This theme is introduced in the opening stanza as the poet describes the local scenery. “The trees are in their autumn beauty / The woodland paths are dry / Under the October twilight the water / Mirrors a still sky” (1-4). Within these four lines, Yeats has quickly informed his reader of the time of year (autumn), the climate (it has been dry), the time of day (twilight), and the weather (still). The lack of movement, the month of death, the dying leaves, and the dry weather preventing any growth all combine to convey the sense of desolation and discouragement that is the theme of the work.
There is a sharp contrast within the first stanza between the first four lines and the last two lines that keeps the poem’s theme about discouragement rather than death. After introducing the dying season of autumn and the motionless scenery, he adds the lines “Upon the brimming water among the stones / Are nine and fifty swans” (5-6), which contain small movement in the brimming water and life in the presence of the still unmoving swans. This is what keeps the poem from being about death in that there is still beauty and hope, but it is subdued, quiet, and rest.
The following stanzas make a connection between the poet and the swans that seem never-changing. He mentions in the second stanza that “The nineteenth autumn has come upon me / Since I first made my count” (7-8). Although so much time has passed between the time of his first visit and the time of the poem, nothing has really changed. The swans are still vital in that they are still wild, still, fly and, it is hinted, still copulate, but their numbers have not increased. Even though he feels nothing has changed in his life to this point, he also recognizes that all has changed, “And now my heart is sore” (24). He has grown older and he has not been able to accomplish all that he has wanted to accomplish. His heart is sore, he has been wearied by lover after lover without having found a nest of his own and he worries that these timeless birds will finally find what he seeks before he does.
Through his musical use of language and his construction of the poem, Yeats is able to invoke an emotional response in his reader of discouragement or melancholy frustration. This theme is established in his first stanza as he first sets the subdued mood and then tempers it with the presence of some movement and life. However, while the swans of the pond seem unchangeable, Yeats realizes his life is slipping by with as little to show for it as the swans. His discouragement continues to the end when he acknowledges that someday he expects even this beauty to have flown away.
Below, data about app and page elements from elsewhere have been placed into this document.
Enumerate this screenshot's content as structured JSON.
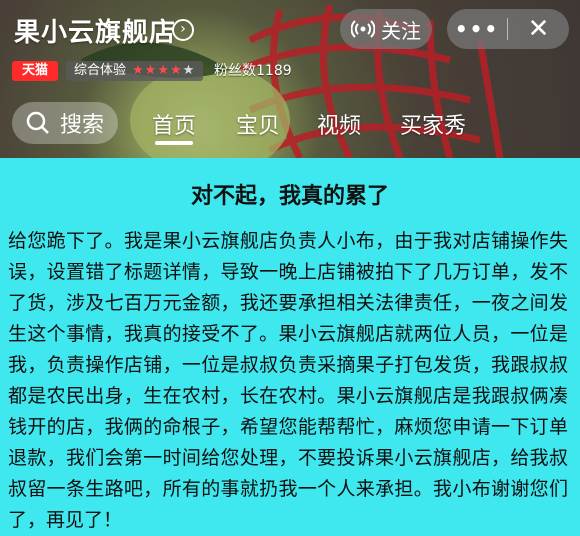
{
  "shop": {
    "name": "果小云旗舰店",
    "follow_label": "关注",
    "more_label": "•••",
    "close_label": "✕",
    "tmall_badge": "天猫",
    "rating_label": "综合体验",
    "stars_filled": "★★★★",
    "stars_empty": "★",
    "fans_label": "粉丝数1189"
  },
  "nav": {
    "search_label": "搜索",
    "tabs": [
      "首页",
      "宝贝",
      "视频",
      "买家秀"
    ],
    "active_tab": "首页"
  },
  "notice": {
    "title": "对不起，我真的累了",
    "body": "给您跪下了。我是果小云旗舰店负责人小布，由于我对店铺操作失误，设置错了标题详情，导致一晚上店铺被拍下了几万订单，发不了货，涉及七百万元金额，我还要承担相关法律责任，一夜之间发生这个事情，我真的接受不了。果小云旗舰店就两位人员，一位是我，负责操作店铺，一位是叔叔负责采摘果子打包发货，我跟叔叔都是农民出身，生在农村，长在农村。果小云旗舰店是我跟叔俩凑钱开的店，我俩的命根子，希望您能帮帮忙，麻烦您申请一下订单退款，我们会第一时间给您处理，不要投诉果小云旗舰店，给我叔叔留一条生路吧，所有的事就扔我一个人来承担。我小布谢谢您们了，再见了！"
  },
  "colors": {
    "content_bg": "#3fe7ee",
    "tmall_red": "#ff2b2b"
  }
}
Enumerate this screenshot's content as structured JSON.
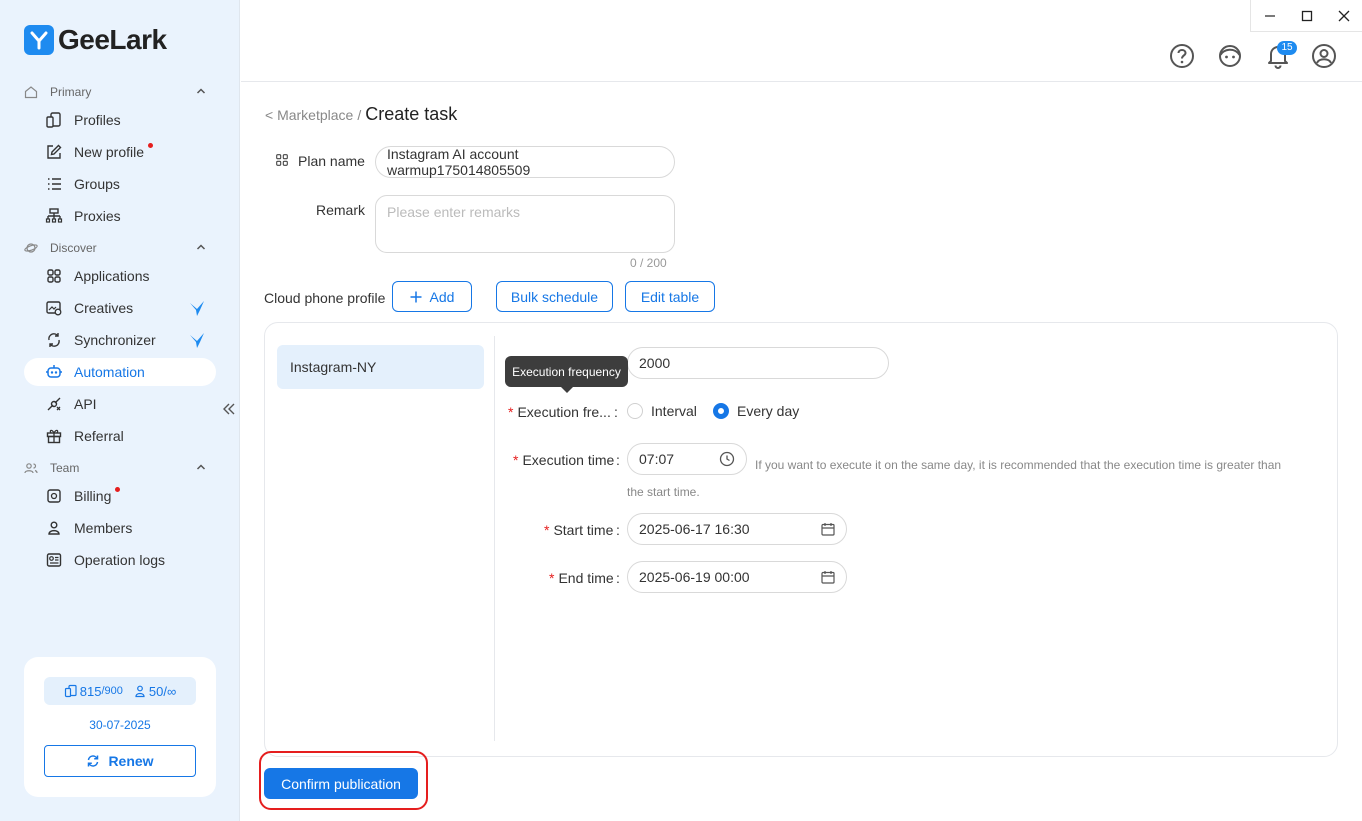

Yeats, William Butler. “The Wild Swans at Coole.” The Longman Anthology of World Literature: Vol. F, The Twentieth Century. (2nd Ed.). New York: Pearson Longman, 2008: 309.